The task
Say how many lines in the records contain the string "header". Nothing but the number should be given.

Records from a dataset
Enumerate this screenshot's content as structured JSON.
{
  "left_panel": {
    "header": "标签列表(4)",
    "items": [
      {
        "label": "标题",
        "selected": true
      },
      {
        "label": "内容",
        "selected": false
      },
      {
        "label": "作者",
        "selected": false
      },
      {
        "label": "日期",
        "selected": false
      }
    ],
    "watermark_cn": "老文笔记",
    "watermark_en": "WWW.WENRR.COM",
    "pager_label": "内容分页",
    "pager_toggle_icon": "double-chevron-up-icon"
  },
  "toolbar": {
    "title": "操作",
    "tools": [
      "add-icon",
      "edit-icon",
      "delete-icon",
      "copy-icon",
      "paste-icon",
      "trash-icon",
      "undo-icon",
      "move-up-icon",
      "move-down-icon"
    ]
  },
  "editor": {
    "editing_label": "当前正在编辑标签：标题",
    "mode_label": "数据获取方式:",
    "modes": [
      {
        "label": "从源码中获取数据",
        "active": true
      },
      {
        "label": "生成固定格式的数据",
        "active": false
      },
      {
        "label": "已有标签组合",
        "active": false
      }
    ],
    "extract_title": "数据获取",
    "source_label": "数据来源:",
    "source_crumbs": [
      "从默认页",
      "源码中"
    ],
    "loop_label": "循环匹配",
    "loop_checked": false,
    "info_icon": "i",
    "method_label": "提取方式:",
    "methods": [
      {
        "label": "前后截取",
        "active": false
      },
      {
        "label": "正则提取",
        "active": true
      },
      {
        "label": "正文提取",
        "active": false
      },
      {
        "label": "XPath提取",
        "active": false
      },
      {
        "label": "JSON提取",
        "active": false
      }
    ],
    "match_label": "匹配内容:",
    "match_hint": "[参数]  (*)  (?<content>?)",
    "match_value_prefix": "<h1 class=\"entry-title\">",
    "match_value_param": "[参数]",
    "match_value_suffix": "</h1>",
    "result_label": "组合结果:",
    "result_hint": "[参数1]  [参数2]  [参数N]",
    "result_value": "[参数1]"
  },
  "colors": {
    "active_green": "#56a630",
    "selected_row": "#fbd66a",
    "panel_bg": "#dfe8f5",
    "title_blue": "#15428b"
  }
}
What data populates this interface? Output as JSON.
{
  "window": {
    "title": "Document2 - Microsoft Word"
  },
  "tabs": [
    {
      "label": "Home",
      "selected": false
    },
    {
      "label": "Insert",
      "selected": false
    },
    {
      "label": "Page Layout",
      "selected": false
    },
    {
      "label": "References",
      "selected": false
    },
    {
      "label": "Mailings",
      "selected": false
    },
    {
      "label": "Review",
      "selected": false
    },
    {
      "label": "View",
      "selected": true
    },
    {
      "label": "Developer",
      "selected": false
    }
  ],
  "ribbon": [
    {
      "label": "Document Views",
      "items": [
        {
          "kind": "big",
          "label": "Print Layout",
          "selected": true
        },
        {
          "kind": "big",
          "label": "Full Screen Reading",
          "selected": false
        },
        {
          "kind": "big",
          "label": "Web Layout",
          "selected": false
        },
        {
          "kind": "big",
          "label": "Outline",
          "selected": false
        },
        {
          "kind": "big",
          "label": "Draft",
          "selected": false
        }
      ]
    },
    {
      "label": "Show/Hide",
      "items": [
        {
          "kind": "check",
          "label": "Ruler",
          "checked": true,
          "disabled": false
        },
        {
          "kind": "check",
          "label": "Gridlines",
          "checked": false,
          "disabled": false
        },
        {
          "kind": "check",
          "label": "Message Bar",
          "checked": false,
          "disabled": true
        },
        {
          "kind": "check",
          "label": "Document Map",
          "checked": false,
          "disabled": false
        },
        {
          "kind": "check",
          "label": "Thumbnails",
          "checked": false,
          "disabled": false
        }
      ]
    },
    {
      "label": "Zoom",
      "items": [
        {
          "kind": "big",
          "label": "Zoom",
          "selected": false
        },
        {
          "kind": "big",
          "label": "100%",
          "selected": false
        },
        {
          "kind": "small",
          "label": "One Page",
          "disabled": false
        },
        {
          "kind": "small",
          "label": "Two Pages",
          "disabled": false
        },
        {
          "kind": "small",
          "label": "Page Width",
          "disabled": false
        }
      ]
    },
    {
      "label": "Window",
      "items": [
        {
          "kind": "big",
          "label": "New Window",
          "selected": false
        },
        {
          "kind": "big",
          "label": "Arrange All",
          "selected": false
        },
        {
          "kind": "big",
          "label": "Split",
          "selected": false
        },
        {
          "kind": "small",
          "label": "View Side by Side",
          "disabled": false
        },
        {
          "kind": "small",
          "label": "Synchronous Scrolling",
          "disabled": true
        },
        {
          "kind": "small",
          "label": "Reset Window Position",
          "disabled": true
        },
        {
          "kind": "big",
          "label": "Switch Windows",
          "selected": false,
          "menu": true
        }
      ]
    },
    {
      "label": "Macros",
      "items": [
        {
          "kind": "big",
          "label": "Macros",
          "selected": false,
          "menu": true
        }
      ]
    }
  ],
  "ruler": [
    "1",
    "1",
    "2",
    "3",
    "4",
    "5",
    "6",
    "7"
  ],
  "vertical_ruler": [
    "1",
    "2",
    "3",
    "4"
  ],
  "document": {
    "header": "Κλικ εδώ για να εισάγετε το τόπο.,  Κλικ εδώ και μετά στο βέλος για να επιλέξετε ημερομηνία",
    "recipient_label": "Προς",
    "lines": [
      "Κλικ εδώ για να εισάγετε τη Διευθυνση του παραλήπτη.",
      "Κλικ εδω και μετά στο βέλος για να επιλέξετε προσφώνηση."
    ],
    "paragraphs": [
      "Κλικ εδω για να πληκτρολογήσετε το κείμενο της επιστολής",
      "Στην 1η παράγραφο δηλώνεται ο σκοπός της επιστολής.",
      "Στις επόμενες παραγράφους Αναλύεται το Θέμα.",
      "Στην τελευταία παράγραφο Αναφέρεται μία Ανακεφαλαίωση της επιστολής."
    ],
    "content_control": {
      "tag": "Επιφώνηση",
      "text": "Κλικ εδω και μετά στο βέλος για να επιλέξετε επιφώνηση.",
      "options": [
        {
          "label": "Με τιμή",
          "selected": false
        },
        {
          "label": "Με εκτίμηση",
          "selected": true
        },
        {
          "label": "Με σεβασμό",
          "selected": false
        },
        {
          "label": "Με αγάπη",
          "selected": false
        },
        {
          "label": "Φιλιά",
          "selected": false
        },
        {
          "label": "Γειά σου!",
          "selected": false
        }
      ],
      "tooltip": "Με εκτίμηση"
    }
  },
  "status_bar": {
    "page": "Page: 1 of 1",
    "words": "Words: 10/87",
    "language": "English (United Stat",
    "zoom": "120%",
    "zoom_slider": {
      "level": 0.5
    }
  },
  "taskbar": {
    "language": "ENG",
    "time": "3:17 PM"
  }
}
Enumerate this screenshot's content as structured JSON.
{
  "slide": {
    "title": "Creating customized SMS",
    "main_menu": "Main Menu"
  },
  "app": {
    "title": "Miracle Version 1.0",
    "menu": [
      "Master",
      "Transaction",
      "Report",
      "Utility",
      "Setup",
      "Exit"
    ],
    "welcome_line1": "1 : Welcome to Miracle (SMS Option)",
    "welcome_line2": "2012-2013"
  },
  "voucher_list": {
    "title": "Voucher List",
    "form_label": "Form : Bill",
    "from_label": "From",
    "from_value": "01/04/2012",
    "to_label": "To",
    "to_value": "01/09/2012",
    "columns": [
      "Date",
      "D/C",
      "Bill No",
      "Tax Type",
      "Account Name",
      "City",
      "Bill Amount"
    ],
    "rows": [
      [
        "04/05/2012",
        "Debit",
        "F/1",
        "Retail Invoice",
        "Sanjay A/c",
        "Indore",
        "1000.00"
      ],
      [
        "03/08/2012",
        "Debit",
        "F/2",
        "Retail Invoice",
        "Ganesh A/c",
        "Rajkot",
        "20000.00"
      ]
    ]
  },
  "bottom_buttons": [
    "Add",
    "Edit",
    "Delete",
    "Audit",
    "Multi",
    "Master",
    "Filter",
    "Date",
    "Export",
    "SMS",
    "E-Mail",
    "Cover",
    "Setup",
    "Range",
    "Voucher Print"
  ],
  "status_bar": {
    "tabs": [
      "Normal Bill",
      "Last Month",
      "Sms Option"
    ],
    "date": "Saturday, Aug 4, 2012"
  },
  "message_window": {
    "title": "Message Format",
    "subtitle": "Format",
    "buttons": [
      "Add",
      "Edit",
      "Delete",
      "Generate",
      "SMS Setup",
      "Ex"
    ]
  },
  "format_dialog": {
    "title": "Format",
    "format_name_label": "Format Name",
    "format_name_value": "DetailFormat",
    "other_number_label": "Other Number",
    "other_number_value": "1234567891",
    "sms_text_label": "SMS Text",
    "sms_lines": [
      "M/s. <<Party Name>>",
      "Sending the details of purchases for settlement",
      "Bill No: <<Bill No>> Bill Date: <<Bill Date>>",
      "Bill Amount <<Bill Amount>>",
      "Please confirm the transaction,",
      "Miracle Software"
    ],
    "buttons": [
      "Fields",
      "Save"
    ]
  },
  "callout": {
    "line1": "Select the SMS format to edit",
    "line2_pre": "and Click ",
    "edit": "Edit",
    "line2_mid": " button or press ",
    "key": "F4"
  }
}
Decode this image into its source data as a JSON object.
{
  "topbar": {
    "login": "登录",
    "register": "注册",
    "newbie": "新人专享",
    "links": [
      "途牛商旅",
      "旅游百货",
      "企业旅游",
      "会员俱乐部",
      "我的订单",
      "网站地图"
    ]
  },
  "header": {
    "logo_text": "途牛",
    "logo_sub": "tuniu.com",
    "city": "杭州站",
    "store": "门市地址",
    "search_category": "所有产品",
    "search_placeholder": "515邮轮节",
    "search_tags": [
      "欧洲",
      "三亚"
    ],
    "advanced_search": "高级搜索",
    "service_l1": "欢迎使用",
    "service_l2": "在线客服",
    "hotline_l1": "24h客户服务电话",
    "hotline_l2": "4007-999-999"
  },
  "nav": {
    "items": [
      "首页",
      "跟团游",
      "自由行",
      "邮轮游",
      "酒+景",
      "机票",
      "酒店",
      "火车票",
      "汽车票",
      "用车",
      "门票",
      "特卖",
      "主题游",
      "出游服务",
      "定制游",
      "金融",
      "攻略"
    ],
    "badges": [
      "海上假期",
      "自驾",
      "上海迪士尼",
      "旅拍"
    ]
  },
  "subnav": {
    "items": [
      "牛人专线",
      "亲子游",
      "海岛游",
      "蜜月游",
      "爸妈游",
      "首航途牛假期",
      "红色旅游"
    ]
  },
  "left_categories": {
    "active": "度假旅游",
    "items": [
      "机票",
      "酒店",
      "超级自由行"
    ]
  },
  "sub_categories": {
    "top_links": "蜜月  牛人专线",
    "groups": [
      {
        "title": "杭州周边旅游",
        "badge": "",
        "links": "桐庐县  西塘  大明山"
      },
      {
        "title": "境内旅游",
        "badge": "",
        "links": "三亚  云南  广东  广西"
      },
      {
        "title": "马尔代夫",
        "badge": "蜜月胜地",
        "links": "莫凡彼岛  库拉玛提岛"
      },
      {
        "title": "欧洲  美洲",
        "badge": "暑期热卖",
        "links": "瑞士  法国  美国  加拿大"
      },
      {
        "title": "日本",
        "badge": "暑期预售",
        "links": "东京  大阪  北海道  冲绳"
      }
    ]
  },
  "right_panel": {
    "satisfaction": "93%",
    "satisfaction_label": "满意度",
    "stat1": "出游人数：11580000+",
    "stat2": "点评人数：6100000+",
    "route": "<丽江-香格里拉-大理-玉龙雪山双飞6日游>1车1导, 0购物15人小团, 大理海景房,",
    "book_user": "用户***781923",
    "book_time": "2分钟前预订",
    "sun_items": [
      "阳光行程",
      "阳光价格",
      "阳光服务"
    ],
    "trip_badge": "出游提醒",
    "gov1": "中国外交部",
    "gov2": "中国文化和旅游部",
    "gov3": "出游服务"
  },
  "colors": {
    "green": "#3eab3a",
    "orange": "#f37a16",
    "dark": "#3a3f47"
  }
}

Answer for the task
3